Exercise prompt
Nothing may be left out or changed. Print every entry.

Collected data entries
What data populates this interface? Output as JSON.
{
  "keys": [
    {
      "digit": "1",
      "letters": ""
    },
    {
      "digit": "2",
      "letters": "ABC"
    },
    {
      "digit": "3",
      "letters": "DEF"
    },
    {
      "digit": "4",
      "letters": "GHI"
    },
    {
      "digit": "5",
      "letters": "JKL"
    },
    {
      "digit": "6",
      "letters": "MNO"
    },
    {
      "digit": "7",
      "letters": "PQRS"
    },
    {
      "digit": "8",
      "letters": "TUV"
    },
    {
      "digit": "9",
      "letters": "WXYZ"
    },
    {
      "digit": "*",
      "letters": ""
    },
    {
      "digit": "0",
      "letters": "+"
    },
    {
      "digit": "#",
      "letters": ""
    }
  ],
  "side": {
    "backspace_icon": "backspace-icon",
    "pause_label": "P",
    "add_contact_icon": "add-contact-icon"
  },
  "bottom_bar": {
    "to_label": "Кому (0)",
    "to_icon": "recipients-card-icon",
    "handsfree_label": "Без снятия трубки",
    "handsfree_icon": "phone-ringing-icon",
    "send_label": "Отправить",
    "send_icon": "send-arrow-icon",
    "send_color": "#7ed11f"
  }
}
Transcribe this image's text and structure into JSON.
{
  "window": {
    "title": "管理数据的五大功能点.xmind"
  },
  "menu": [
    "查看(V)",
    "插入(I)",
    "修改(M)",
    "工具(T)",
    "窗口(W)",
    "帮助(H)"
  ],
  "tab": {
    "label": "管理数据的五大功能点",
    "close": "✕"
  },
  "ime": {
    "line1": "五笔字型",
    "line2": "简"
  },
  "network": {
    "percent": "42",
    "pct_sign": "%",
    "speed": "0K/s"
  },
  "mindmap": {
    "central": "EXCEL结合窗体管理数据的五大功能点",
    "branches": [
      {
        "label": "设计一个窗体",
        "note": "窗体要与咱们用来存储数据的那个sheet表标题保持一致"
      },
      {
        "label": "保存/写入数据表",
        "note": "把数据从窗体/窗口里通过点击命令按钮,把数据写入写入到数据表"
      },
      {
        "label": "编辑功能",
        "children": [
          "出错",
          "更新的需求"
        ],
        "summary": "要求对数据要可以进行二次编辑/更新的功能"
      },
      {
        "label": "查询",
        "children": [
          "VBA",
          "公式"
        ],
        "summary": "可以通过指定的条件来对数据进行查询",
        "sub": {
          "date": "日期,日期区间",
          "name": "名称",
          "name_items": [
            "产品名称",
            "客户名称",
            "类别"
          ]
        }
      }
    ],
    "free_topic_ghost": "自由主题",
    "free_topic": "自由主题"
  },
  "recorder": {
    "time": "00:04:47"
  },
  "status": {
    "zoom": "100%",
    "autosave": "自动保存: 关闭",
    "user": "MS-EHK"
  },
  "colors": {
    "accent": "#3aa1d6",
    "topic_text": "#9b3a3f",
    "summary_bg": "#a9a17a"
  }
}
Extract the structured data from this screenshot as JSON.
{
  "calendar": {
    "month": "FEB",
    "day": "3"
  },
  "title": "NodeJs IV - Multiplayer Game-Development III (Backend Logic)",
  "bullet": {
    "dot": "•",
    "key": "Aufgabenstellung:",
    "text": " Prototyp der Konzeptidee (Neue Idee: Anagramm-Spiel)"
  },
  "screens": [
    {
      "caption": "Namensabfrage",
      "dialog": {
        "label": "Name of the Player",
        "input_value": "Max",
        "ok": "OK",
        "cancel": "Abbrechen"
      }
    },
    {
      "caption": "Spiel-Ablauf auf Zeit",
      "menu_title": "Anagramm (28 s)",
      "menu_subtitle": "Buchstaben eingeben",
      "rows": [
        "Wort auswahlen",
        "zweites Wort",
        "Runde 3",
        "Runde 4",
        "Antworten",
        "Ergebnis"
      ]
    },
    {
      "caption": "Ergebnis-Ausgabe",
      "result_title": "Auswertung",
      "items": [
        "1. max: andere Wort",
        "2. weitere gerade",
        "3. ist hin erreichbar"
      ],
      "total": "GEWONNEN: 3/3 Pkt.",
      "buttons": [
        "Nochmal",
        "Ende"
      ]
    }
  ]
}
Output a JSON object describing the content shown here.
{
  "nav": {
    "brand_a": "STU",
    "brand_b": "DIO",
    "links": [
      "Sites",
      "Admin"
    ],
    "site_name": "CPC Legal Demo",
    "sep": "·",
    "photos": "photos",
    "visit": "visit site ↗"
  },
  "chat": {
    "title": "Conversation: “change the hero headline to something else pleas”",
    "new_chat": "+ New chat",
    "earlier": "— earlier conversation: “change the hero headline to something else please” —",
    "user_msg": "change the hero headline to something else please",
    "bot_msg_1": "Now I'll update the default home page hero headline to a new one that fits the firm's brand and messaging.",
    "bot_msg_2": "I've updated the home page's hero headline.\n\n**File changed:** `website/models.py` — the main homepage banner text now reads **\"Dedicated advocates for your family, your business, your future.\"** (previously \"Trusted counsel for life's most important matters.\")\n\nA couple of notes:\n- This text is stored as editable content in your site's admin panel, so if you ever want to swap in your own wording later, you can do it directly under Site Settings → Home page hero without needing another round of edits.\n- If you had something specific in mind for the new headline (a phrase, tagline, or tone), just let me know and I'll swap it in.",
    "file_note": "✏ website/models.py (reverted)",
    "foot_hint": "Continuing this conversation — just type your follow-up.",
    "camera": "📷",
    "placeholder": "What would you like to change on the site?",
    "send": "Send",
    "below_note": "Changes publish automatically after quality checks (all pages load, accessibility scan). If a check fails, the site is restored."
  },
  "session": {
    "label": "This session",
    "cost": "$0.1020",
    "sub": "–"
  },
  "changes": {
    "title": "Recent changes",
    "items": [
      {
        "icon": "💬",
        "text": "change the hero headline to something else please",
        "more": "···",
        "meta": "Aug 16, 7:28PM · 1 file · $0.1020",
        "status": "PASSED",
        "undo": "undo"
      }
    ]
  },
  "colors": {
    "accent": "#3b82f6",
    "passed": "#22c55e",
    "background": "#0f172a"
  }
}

Reply
What data populates this interface? Output as JSON.
{
  "keys": [
    {
      "digit": "1",
      "letters": ""
    },
    {
      "digit": "2",
      "letters": "ABC"
    },
    {
      "digit": "3",
      "letters": "DEF"
    },
    {
      "digit": "4",
      "letters": "GHI"
    },
    {
      "digit": "5",
      "letters": "JKL"
    },
    {
      "digit": "6",
      "letters": "MNO"
    },
    {
      "digit": "7",
      "letters": "PQRS"
    },
    {
      "digit": "8",
      "letters": "TUV"
    },
    {
      "digit": "9",
      "letters": "WXYZ"
    },
    {
      "digit": "*",
      "letters": ""
    },
    {
      "digit": "0",
      "letters": "+"
    },
    {
      "digit": "#",
      "letters": ""
    }
  ],
  "side": {
    "backspace_icon": "backspace-icon",
    "pause_label": "P",
    "add_contact_icon": "add-contact-icon"
  },
  "bottom_bar": {
    "to_label": "Кому (0)",
    "to_icon": "recipients-card-icon",
    "handsfree_label": "Без снятия трубки",
    "handsfree_icon": "phone-ringing-icon",
    "send_label": "Отправить",
    "send_icon": "send-arrow-icon",
    "send_color": "#7ed11f"
  }
}
Transcribe this image's text and structure into JSON.
{
  "window": {
    "title": "管理数据的五大功能点.xmind"
  },
  "menu": [
    "查看(V)",
    "插入(I)",
    "修改(M)",
    "工具(T)",
    "窗口(W)",
    "帮助(H)"
  ],
  "tab": {
    "label": "管理数据的五大功能点",
    "close": "✕"
  },
  "ime": {
    "line1": "五笔字型",
    "line2": "简"
  },
  "network": {
    "percent": "42",
    "pct_sign": "%",
    "speed": "0K/s"
  },
  "mindmap": {
    "central": "EXCEL结合窗体管理数据的五大功能点",
    "branches": [
      {
        "label": "设计一个窗体",
        "note": "窗体要与咱们用来存储数据的那个sheet表标题保持一致"
      },
      {
        "label": "保存/写入数据表",
        "note": "把数据从窗体/窗口里通过点击命令按钮,把数据写入写入到数据表"
      },
      {
        "label": "编辑功能",
        "children": [
          "出错",
          "更新的需求"
        ],
        "summary": "要求对数据要可以进行二次编辑/更新的功能"
      },
      {
        "label": "查询",
        "children": [
          "VBA",
          "公式"
        ],
        "summary": "可以通过指定的条件来对数据进行查询",
        "sub": {
          "date": "日期,日期区间",
          "name": "名称",
          "name_items": [
            "产品名称",
            "客户名称",
            "类别"
          ]
        }
      }
    ],
    "free_topic_ghost": "自由主题",
    "free_topic": "自由主题"
  },
  "recorder": {
    "time": "00:04:47"
  },
  "status": {
    "zoom": "100%",
    "autosave": "自动保存: 关闭",
    "user": "MS-EHK"
  },
  "colors": {
    "accent": "#3aa1d6",
    "topic_text": "#9b3a3f",
    "summary_bg": "#a9a17a"
  }
}
Extract the structured data from this screenshot as JSON.
{
  "calendar": {
    "month": "FEB",
    "day": "3"
  },
  "title": "NodeJs IV - Multiplayer Game-Development III (Backend Logic)",
  "bullet": {
    "dot": "•",
    "key": "Aufgabenstellung:",
    "text": " Prototyp der Konzeptidee (Neue Idee: Anagramm-Spiel)"
  },
  "screens": [
    {
      "caption": "Namensabfrage",
      "dialog": {
        "label": "Name of the Player",
        "input_value": "Max",
        "ok": "OK",
        "cancel": "Abbrechen"
      }
    },
    {
      "caption": "Spiel-Ablauf auf Zeit",
      "menu_title": "Anagramm (28 s)",
      "menu_subtitle": "Buchstaben eingeben",
      "rows": [
        "Wort auswahlen",
        "zweites Wort",
        "Runde 3",
        "Runde 4",
        "Antworten",
        "Ergebnis"
      ]
    },
    {
      "caption": "Ergebnis-Ausgabe",
      "result_title": "Auswertung",
      "items": [
        "1. max: andere Wort",
        "2. weitere gerade",
        "3. ist hin erreichbar"
      ],
      "total": "GEWONNEN: 3/3 Pkt.",
      "buttons": [
        "Nochmal",
        "Ende"
      ]
    }
  ]
}
Output a JSON object describing the content shown here.
{
  "nav": {
    "brand_a": "STU",
    "brand_b": "DIO",
    "links": [
      "Sites",
      "Admin"
    ],
    "site_name": "CPC Legal Demo",
    "sep": "·",
    "photos": "photos",
    "visit": "visit site ↗"
  },
  "chat": {
    "title": "Conversation: “change the hero headline to something else pleas”",
    "new_chat": "+ New chat",
    "earlier": "— earlier conversation: “change the hero headline to something else please” —",
    "user_msg": "change the hero headline to something else please",
    "bot_msg_1": "Now I'll update the default home page hero headline to a new one that fits the firm's brand and messaging.",
    "bot_msg_2": "I've updated the home page's hero headline.\n\n**File changed:** `website/models.py` — the main homepage banner text now reads **\"Dedicated advocates for your family, your business, your future.\"** (previously \"Trusted counsel for life's most important matters.\")\n\nA couple of notes:\n- This text is stored as editable content in your site's admin panel, so if you ever want to swap in your own wording later, you can do it directly under Site Settings → Home page hero without needing another round of edits.\n- If you had something specific in mind for the new headline (a phrase, tagline, or tone), just let me know and I'll swap it in.",
    "file_note": "✏ website/models.py (reverted)",
    "foot_hint": "Continuing this conversation — just type your follow-up.",
    "camera": "📷",
    "placeholder": "What would you like to change on the site?",
    "send": "Send",
    "below_note": "Changes publish automatically after quality checks (all pages load, accessibility scan). If a check fails, the site is restored."
  },
  "session": {
    "label": "This session",
    "cost": "$0.1020",
    "sub": "–"
  },
  "changes": {
    "title": "Recent changes",
    "items": [
      {
        "icon": "💬",
        "text": "change the hero headline to something else please",
        "more": "···",
        "meta": "Aug 16, 7:28PM · 1 file · $0.1020",
        "status": "PASSED",
        "undo": "undo"
      }
    ]
  },
  "colors": {
    "accent": "#3b82f6",
    "passed": "#22c55e",
    "background": "#0f172a"
  }
}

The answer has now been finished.